Now let me say that I don't fault the DM that ran the game. He is a fun person to game with, engaging and intelligent, and I have played with him a number of times. I also don't fault the players, as they were really just playing 4e as designed, with cherry-picked magic items and optimized characters that are honestly encouraged by the rules as written. I can't really blame someone for playing the game the way it was designed to be played.
The adventure was typical LFR fare: a bit of roleplay at the beginning, then a three encounter combat slog, like something from the "Dungeon Delve" book. The first encounter was basically a joke; the monsters stood no chance against us. Almost immediately, the flow of combat degenerated into a string of soulless reactions and interrupts, moving at a snail's pace. An hour in and we were just going through the motions, as any monster with even a modicum of intelligence would have fled or surrendered by now. I was groaning to myself, hurrying through my turns, disengaged, checking to see what the wife was watching on TV.
The second encounter was another big set-piece deal, with some creatures that would basically rise again after you killed them. After the first round of combat (another 40 minute-plus slog of reactions and interrupts and synergistic charop approved item powers) we realized this. The party began to make its way to a door on the other side of the room to escape. This took another hour or so. As my character stood there in the center of the room, soaking up damage, I had a breakthrough. I was in trouble, no doubt, but I could have escaped by using a combo of my second wind, a heal spell, and another round of *shudder* combat. Yet I knew this would take at least another 30 minutes, likely much longer. We were already hours into this grueling thing. I couldn't take it anymore. I told them to just go ahead and run and let my PC die. I gave a half-hearted attempt at roleplaying it. "I'll hold them off! Get out of here!" I thanked the DM and wished everyone well and dropped out. You know a game is bad when you really WANT to die...when character death is a blessing, like cool water to a dry mouth.

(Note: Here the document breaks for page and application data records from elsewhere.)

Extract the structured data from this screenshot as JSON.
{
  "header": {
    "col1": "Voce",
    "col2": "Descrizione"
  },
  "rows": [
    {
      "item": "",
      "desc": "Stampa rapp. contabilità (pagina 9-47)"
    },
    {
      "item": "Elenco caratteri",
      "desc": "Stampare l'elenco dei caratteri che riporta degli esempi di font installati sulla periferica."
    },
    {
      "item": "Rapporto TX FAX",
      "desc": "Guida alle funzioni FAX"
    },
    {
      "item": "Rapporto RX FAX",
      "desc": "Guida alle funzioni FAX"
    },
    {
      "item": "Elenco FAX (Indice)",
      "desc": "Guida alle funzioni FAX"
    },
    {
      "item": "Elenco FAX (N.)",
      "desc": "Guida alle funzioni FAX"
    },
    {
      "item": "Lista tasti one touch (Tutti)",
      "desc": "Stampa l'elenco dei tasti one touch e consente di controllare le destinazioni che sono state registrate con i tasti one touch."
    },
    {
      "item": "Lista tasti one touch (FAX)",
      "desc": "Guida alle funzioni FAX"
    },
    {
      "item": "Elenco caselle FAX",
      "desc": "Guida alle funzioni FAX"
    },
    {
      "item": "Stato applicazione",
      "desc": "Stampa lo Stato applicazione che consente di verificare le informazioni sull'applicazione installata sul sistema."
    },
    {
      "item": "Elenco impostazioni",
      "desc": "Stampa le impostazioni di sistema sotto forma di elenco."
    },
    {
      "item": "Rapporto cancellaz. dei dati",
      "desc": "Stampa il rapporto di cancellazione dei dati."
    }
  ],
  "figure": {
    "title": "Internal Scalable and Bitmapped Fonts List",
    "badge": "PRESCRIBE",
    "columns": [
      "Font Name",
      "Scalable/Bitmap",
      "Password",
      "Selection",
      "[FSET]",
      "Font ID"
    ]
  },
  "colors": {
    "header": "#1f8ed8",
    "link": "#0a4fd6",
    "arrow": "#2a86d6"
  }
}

I had to reflect a little bit after the game. I mean, I run a site that is mostly dedicated to 4e. I own every book. I have defended it hundreds and hundreds of times. Hell, I put out a 4e zine! Was it possible that I had been kidding myself all of this time? After all, I have houseruled every part of the game, from items, to combat and monsters, to traps, to diseases, to skill challenges, to rituals, and on and on. Is it possible that I actually hate 4e?
The answer is yes. I loathe it. I despise it. But, that isn't the only question. The other question is, "Is 4e worth saving?" And I think it is. Underneath the garbage, 4e has a lot of wonderful potential. Lots of creative and fun character options. A simple skill system that can get out of the way if you let it. Easily hackable design. Clear, understandable rules. There is good in the game, enough good that, perhaps against all logic and reason, I press on trying to perfect it.
Now, I want to say that if you like things about the game that I don't, that is fine and dandy. I am not trying to convince anyone that my way is best. I just wanted to share what I had gone through recently as a way of getting it off of my chest. I don't want this post to end on a negative note; rather, I encourage everyone out there to make the games you play your own. Be honest with yourself about what you like and dislike, and adjust accordingly. I realize now that playing in casual, traditional 4e games is really not something I enjoy. On the other hand, I love tinkering with the game and running it as something wholly different from what was apparently originally intended.
So, enlightenment came through suffering. Isn't that like a Zen koan or something?